====== Source data
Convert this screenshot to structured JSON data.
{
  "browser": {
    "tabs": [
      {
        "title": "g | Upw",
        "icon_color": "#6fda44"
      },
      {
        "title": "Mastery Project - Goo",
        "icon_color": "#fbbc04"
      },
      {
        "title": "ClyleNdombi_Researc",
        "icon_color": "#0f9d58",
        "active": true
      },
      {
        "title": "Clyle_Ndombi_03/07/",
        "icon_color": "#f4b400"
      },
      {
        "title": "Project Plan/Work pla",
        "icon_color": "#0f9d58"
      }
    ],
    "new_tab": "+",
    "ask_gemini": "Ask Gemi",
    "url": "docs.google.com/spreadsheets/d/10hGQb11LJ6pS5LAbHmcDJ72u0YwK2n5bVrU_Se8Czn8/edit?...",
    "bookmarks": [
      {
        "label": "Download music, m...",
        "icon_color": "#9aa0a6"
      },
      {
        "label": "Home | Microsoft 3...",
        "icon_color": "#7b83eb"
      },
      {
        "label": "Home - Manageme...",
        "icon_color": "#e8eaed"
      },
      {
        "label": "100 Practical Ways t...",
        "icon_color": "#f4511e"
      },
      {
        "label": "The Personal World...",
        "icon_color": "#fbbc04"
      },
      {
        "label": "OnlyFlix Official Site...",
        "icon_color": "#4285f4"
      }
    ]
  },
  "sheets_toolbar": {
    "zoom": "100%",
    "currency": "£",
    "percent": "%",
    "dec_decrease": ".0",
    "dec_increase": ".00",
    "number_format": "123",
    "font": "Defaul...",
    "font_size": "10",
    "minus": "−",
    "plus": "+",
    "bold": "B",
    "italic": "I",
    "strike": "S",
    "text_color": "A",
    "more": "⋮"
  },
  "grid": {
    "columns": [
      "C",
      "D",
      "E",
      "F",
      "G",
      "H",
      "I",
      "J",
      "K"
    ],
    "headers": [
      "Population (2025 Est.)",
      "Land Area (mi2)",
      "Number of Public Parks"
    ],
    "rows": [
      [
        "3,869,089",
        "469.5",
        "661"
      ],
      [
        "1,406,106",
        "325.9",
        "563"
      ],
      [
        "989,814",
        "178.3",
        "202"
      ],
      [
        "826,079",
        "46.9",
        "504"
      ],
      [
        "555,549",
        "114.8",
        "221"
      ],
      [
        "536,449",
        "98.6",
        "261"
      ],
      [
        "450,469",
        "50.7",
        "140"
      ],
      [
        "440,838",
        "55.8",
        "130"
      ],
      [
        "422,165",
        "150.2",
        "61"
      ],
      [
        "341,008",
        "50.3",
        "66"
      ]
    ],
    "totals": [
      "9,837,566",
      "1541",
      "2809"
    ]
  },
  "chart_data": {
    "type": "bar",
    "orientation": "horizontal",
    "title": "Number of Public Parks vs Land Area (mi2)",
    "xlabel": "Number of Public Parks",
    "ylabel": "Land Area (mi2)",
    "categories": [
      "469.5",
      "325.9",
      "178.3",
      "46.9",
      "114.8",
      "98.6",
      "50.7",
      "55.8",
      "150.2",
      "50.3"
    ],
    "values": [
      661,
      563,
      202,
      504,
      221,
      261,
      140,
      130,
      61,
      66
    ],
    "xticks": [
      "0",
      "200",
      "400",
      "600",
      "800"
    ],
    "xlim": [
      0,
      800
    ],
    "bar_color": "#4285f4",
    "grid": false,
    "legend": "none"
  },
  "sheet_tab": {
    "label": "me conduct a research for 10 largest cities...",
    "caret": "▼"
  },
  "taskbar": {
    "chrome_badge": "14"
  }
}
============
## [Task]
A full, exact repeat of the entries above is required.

## [Exercise output]
Convert this screenshot to structured JSON data.
{
  "browser": {
    "tabs": [
      {
        "title": "g | Upw",
        "icon_color": "#6fda44"
      },
      {
        "title": "Mastery Project - Goo",
        "icon_color": "#fbbc04"
      },
      {
        "title": "ClyleNdombi_Researc",
        "icon_color": "#0f9d58",
        "active": true
      },
      {
        "title": "Clyle_Ndombi_03/07/",
        "icon_color": "#f4b400"
      },
      {
        "title": "Project Plan/Work pla",
        "icon_color": "#0f9d58"
      }
    ],
    "new_tab": "+",
    "ask_gemini": "Ask Gemi",
    "url": "docs.google.com/spreadsheets/d/10hGQb11LJ6pS5LAbHmcDJ72u0YwK2n5bVrU_Se8Czn8/edit?...",
    "bookmarks": [
      {
        "label": "Download music, m...",
        "icon_color": "#9aa0a6"
      },
      {
        "label": "Home | Microsoft 3...",
        "icon_color": "#7b83eb"
      },
      {
        "label": "Home - Manageme...",
        "icon_color": "#e8eaed"
      },
      {
        "label": "100 Practical Ways t...",
        "icon_color": "#f4511e"
      },
      {
        "label": "The Personal World...",
        "icon_color": "#fbbc04"
      },
      {
        "label": "OnlyFlix Official Site...",
        "icon_color": "#4285f4"
      }
    ]
  },
  "sheets_toolbar": {
    "zoom": "100%",
    "currency": "£",
    "percent": "%",
    "dec_decrease": ".0",
    "dec_increase": ".00",
    "number_format": "123",
    "font": "Defaul...",
    "font_size": "10",
    "minus": "−",
    "plus": "+",
    "bold": "B",
    "italic": "I",
    "strike": "S",
    "text_color": "A",
    "more": "⋮"
  },
  "grid": {
    "columns": [
      "C",
      "D",
      "E",
      "F",
      "G",
      "H",
      "I",
      "J",
      "K"
    ],
    "headers": [
      "Population (2025 Est.)",
      "Land Area (mi2)",
      "Number of Public Parks"
    ],
    "rows": [
      [
        "3,869,089",
        "469.5",
        "661"
      ],
      [
        "1,406,106",
        "325.9",
        "563"
      ],
      [
        "989,814",
        "178.3",
        "202"
      ],
      [
        "826,079",
        "46.9",
        "504"
      ],
      [
        "555,549",
        "114.8",
        "221"
      ],
      [
        "536,449",
        "98.6",
        "261"
      ],
      [
        "450,469",
        "50.7",
        "140"
      ],
      [
        "440,838",
        "55.8",
        "130"
      ],
      [
        "422,165",
        "150.2",
        "61"
      ],
      [
        "341,008",
        "50.3",
        "66"
      ]
    ],
    "totals": [
      "9,837,566",
      "1541",
      "2809"
    ]
  },
  "chart_data": {
    "type": "bar",
    "orientation": "horizontal",
    "title": "Number of Public Parks vs Land Area (mi2)",
    "xlabel": "Number of Public Parks",
    "ylabel": "Land Area (mi2)",
    "categories": [
      "469.5",
      "325.9",
      "178.3",
      "46.9",
      "114.8",
      "98.6",
      "50.7",
      "55.8",
      "150.2",
      "50.3"
    ],
    "values": [
      661,
      563,
      202,
      504,
      221,
      261,
      140,
      130,
      61,
      66
    ],
    "xticks": [
      "0",
      "200",
      "400",
      "600",
      "800"
    ],
    "xlim": [
      0,
      800
    ],
    "bar_color": "#4285f4",
    "grid": false,
    "legend": "none"
  },
  "sheet_tab": {
    "label": "me conduct a research for 10 largest cities...",
    "caret": "▼"
  },
  "taskbar": {
    "chrome_badge": "14"
  }
}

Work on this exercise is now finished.